Not knowing then where the pre-roll video was shown, Videos get then pretty interesting in terms of A/B (and even C/D) testing.

You can test the same concept in 2 lengths and check then what is the best performing length for convincing the user to download your app. When the perfect length is defined, it would then be possible to test the first concept against a different one and so on. Being still a performance too, the videos I find the best performing are the 15 seconds long, showing the USP of the app, displaying some elements of the UI or even simplified ones: the potential user needs to understand what your product is before they are able to skip the ad and continue enjoying videos.
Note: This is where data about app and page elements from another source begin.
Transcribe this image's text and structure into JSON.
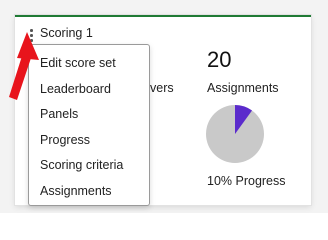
{
  "card": {
    "title": "Scoring 1",
    "left_stat_label_partial": "vers",
    "assignments": {
      "value": "20",
      "label": "Assignments"
    },
    "progress": {
      "percent": 10,
      "label": "10% Progress",
      "fill_color": "#5b2bcc",
      "track_color": "#c9c9c9"
    }
  },
  "menu": {
    "items": [
      {
        "label": "Edit score set"
      },
      {
        "label": "Leaderboard"
      },
      {
        "label": "Panels"
      },
      {
        "label": "Progress"
      },
      {
        "label": "Scoring criteria"
      },
      {
        "label": "Assignments"
      }
    ]
  },
  "annotation": {
    "arrow_color": "#e8141c"
  },
  "colors": {
    "card_accent": "#1f7a34"
  }
}
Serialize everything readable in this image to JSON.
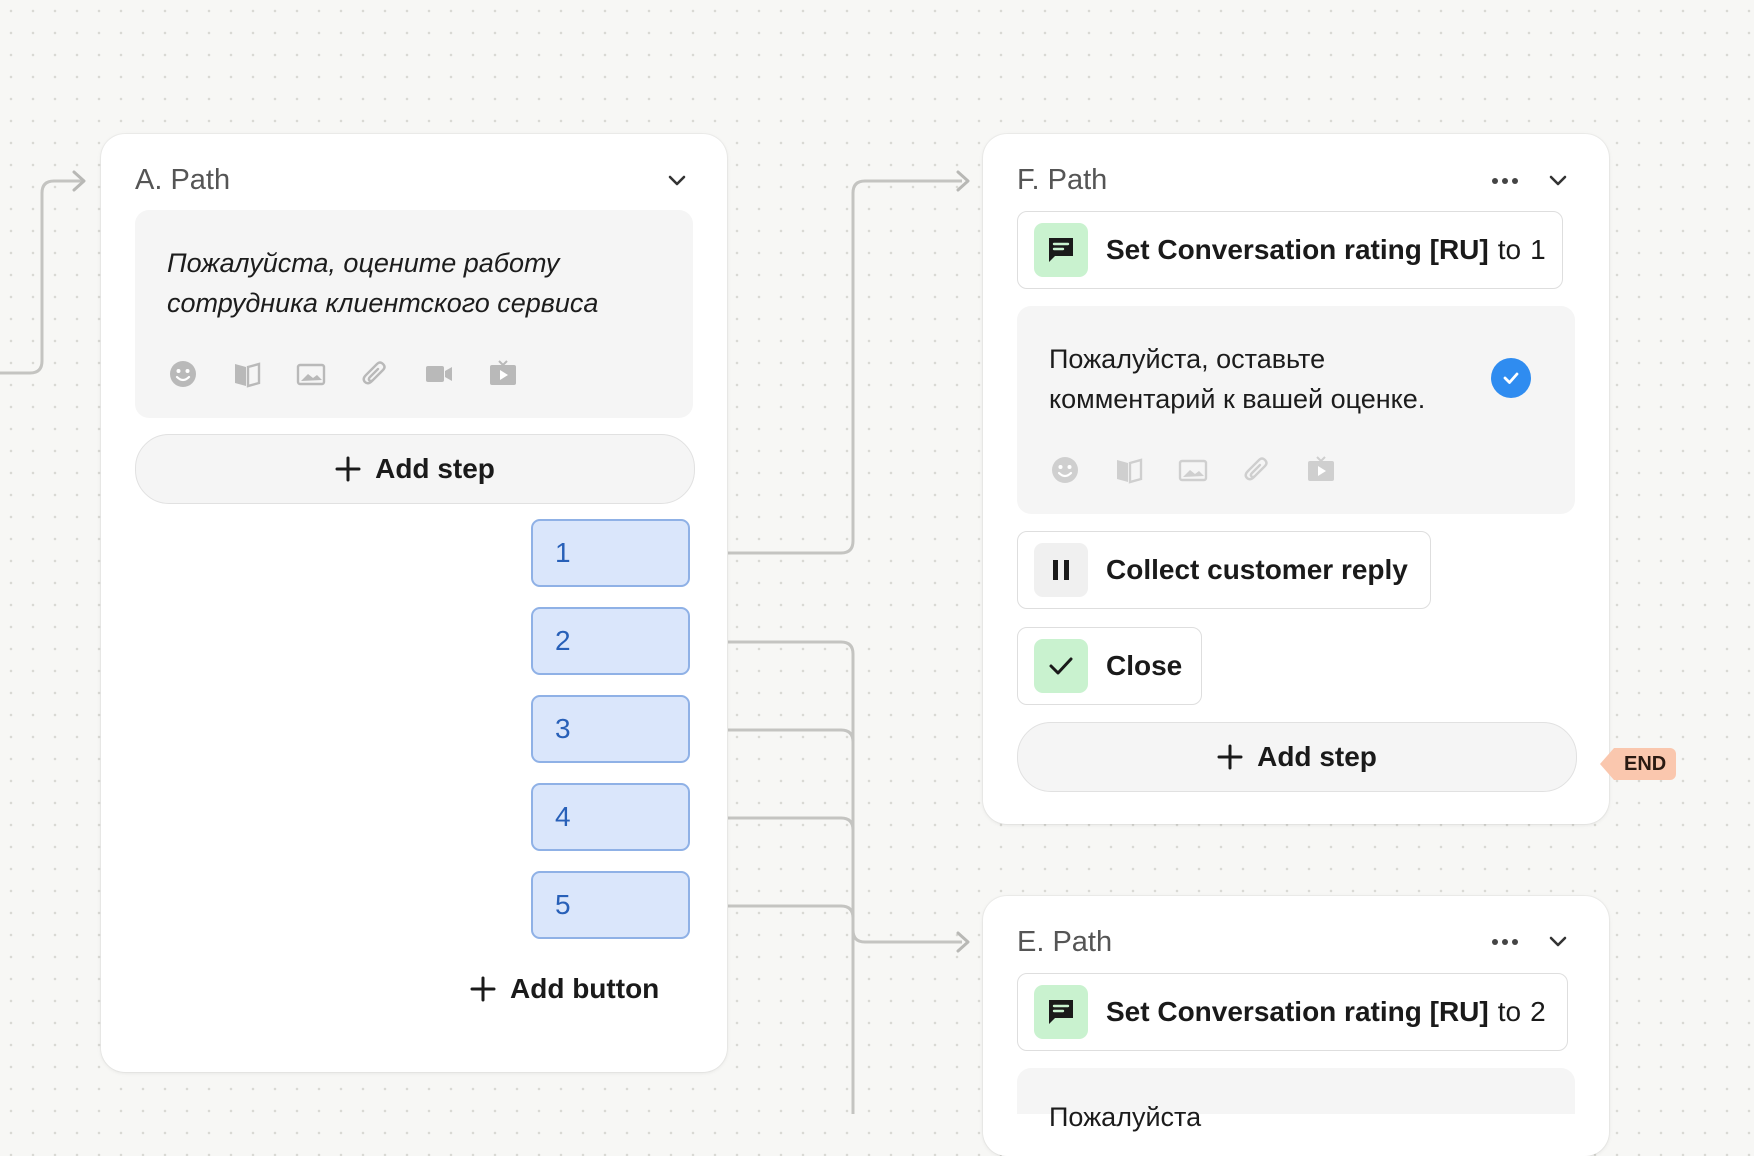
{
  "path_a": {
    "title": "A. Path",
    "message": "Пожалуйста, оцените работу сотрудника клиентского сервиса",
    "toolbar_icons": [
      "emoji-icon",
      "book-icon",
      "image-icon",
      "paperclip-icon",
      "video-icon",
      "play-icon"
    ],
    "add_step_label": "Add step",
    "buttons": [
      "1",
      "2",
      "3",
      "4",
      "5"
    ],
    "add_button_label": "Add button"
  },
  "path_f": {
    "title": "F. Path",
    "steps": {
      "set_rating": {
        "name": "Set Conversation rating [RU]",
        "connector": "to",
        "value": "1"
      },
      "collect_reply": "Collect customer reply",
      "close": "Close"
    },
    "message": "Пожалуйста, оставьте комментарий к вашей оценке.",
    "toolbar_icons": [
      "emoji-icon",
      "book-icon",
      "image-icon",
      "paperclip-icon",
      "play-icon"
    ],
    "add_step_label": "Add step",
    "end_label": "END"
  },
  "path_e": {
    "title": "E. Path",
    "steps": {
      "set_rating": {
        "name": "Set Conversation rating [RU]",
        "connector": "to",
        "value": "2"
      }
    },
    "message_partial": "Пожалуйста"
  },
  "colors": {
    "button_fill": "#dae6fb",
    "button_border": "#8fb1e6",
    "button_text": "#2860b8",
    "step_icon_green": "#c9f2cf",
    "check_blue": "#2f8cf0",
    "end_tag": "#fac7ae",
    "connector": "#c4c4c1"
  }
}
With also the rise of Video advertising platforms, my recommendation is to find resources or invest in video production as from experience, the CLV of a user acquired through a video platform is as high as the CLV of a user acquired through an SEM campaign.
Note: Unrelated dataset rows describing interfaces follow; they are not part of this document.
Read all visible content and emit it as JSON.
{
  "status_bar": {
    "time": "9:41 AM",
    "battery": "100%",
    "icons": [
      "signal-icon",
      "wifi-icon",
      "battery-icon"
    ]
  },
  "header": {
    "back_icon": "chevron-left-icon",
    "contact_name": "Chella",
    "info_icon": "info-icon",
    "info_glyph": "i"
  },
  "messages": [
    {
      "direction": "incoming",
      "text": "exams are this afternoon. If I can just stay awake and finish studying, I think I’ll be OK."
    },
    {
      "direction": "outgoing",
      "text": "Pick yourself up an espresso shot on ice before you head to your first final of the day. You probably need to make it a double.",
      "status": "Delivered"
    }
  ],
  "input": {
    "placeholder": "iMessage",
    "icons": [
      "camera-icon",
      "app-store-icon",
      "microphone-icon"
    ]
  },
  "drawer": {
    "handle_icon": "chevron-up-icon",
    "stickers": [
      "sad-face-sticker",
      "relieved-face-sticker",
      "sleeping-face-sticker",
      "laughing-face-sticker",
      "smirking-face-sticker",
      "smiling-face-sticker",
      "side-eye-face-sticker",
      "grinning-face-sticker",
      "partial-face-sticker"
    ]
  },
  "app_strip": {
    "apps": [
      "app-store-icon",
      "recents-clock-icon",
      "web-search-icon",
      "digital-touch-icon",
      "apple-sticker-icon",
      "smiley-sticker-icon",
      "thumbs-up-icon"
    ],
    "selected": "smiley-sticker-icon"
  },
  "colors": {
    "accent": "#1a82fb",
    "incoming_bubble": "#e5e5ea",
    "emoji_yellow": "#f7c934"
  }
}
Not having, then, the opportunity to decide on which channels to invest the most of our User Acquisition money on the Google platform, it should be wise to invest some more time on having at least 3 different videos and iterate the winning elements and thinking about killer text ideas that summarize the benefits of your product as a result of an SEM query. Images are still important, yes, but keep in mind that they are the only assets that will serve only the Display Network which never had the best reputation in terms of quality of users acquired.

It then depends on the main goal of your UAC for deciding the required efforts.

And then comes optimization.

Once all is set up and ready to go, optimization itself is pretty easy: you can check the most relevant metric directly on the dashboard and decide what to do with your creatives: keep them running, pause them, create some other creatives with the winning elements of the best performing ads, upload them and start again. It’s all about iteration.

A legit question would be: “How often should I update my creatives?” Given that every time a new creative is uploaded there is a learning phase of variable duration, the answer is usually to wait and observe until the performance is stable (it is then pretty common to see spikes and chaos when a campaign is launched), wait for the creative to get volume and the start to observe how the performance change according also to budget and bids changes: what usually can happen is that the performance — for example — of a banner changes dramatically after a budget change: while changing the budget you are basically giving permission to the algorithm to explore new territories and inventories which — most of the time — can be found on the Display Network. If then the performance of the single creative suddenly changes, it might not due to the creation itself but to the sudden change in inventory.

There is no, then, a precise answer; but, if you get familiar with the tool and you know what to expect from the Google platform as a whole it can be easier to predict changes and act faster.


Managing UAC equals often managing expectations that sometimes are not met. The simplicity and at the same time the lack of total control over UAC should not discourage at the end: dedicated time is required for the creation and most importantly the iteration part that can make the tool more engaging to use.

The luggage of experience from the past can also help in the creation of the assets and also in the bid and budget part of the campaign, leaving then the advertiser all the time to focus on more charming activities than manual optimization of performance marketing campaigns.

For those, instead, who can travel light and start their journey for promoting their app on Google, keep in mind that it’s an easy and yet effective tool for acquiring users on three different platforms at the same time.

Even though I am a nostalgic, I am genuinely curious about the future of UAC.

Final question:

What are you missing the most and would you like to see in the future?

Thanks to Regina Leuwer.